The space in which functioned the Moagem Mirandelense (mill) was an example of industrial archaeology, testifying, at the limits of the completely occupied lot, the passage of time and history with a series of additions around a central square stone pavilion.
Despite the generally poor state of the complex, it was rich in architectural suggestions, either owing to the unexpected pragmatic solutions introduced over time, or either, and above all, the sunlight and the way it was caught through the embrasures – the demolished roof, to the east, allowing us the possibility of an open-air patio.
The embrasures, all around the ruins, became immediately a theme for the project, since the whole, completely occupying the lot, would preclude the opening of normal windows. Adding to those constraints, the bars which rhythm the embrasures (the only legal possibility of openings) would give to the interiors, not only a very poetical light as well as a sustainable environment to the new Museum.
We primarily tried to interpret the succession of interiors of the former factory – the circulatory hypotheses they might suggest –, making the existing areas coincide with the exhibition requirements of the supplied script.
The entrance was localized to the west, in the sole elevation to have contact with the public street. It will conciliate the availability of an atrium/reception area with the valence of a terrace/cafeteria with a view to the exterior – over the town – by means of a glass surface windbreak, rendering informal (and de-dramatizing, above all) the access to the new Museum.

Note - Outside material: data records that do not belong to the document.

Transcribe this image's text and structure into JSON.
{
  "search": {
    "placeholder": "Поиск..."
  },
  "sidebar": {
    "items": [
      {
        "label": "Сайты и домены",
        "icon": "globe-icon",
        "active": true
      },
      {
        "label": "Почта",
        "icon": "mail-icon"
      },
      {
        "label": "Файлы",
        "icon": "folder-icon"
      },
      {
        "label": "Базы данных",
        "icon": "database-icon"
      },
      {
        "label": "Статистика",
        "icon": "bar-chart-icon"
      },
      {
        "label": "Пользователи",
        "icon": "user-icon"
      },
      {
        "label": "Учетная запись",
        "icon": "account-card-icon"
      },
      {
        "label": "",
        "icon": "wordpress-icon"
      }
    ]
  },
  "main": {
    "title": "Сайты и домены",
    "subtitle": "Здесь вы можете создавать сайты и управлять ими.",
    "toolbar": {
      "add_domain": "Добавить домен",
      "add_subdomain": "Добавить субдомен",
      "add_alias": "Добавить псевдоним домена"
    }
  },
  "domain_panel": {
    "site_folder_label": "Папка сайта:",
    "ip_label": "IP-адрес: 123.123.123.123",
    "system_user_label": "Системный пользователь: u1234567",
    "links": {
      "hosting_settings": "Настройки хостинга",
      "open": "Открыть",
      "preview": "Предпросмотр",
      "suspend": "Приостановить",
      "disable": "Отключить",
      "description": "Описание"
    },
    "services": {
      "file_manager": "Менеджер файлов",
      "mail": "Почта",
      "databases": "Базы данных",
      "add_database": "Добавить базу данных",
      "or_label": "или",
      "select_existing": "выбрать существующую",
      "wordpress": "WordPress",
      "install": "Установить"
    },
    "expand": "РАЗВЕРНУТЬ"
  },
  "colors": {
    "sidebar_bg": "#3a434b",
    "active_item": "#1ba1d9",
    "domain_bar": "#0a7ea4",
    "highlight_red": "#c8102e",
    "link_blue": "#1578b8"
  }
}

A former oil press will inhabit the central pavilion, given its importance in the symbolic plan, as well as it being easy to conquer the necessary two storey height there.
Next, a module dedicated to the Olive Tree: a good height and, in parallel, a patio semi-covered by concrete laths introducing the striped and violent light of the terra quente (hot region) in the lower half of this room. An olive tree, at the back, justifies the insertion of the “light box” in the middle of the exhibition route.
One will then be able to arrive at the first floor by means of a truncated staircase that, although new, reproduces, as in a mirror, another that existed there.
Upstairs, a wing divided into six “niches” shelters, from east to west, so many other collections related to the different utilizations of olive oil: gastronomy, lighting, heating, cosmetics, the pharmaceutical industry or food conservation. Next, there is a veranda around the core space of the building that will allow us to see the press from above.
To the front, the only piece truly built and projected from root – as nothing existed there except an improvised roof over a space that had once been open air. The new object, a small auditorium, is symmetrically laid out, supporting itself in the geometry of the northern limit of the building, repeating its inverse at the meeting point with the neighboring house.
This auditorium, at the front of the museum, was the pretext for giving it a head turned towards the town – an image, a face –, in which one will read, in large molded whitewashed letters, “MUSEU DA OLIVEIRA E DO AZEITE” (The Olive Tree and Olive Oil Museum). The incline of the slab allows for a sort of horizontal gully in the separation between the plan of the entrance and that of the forehead, whilst taking advantage of the receding material to introduce a long skylight over the interior terrace of the reception/cafeteria.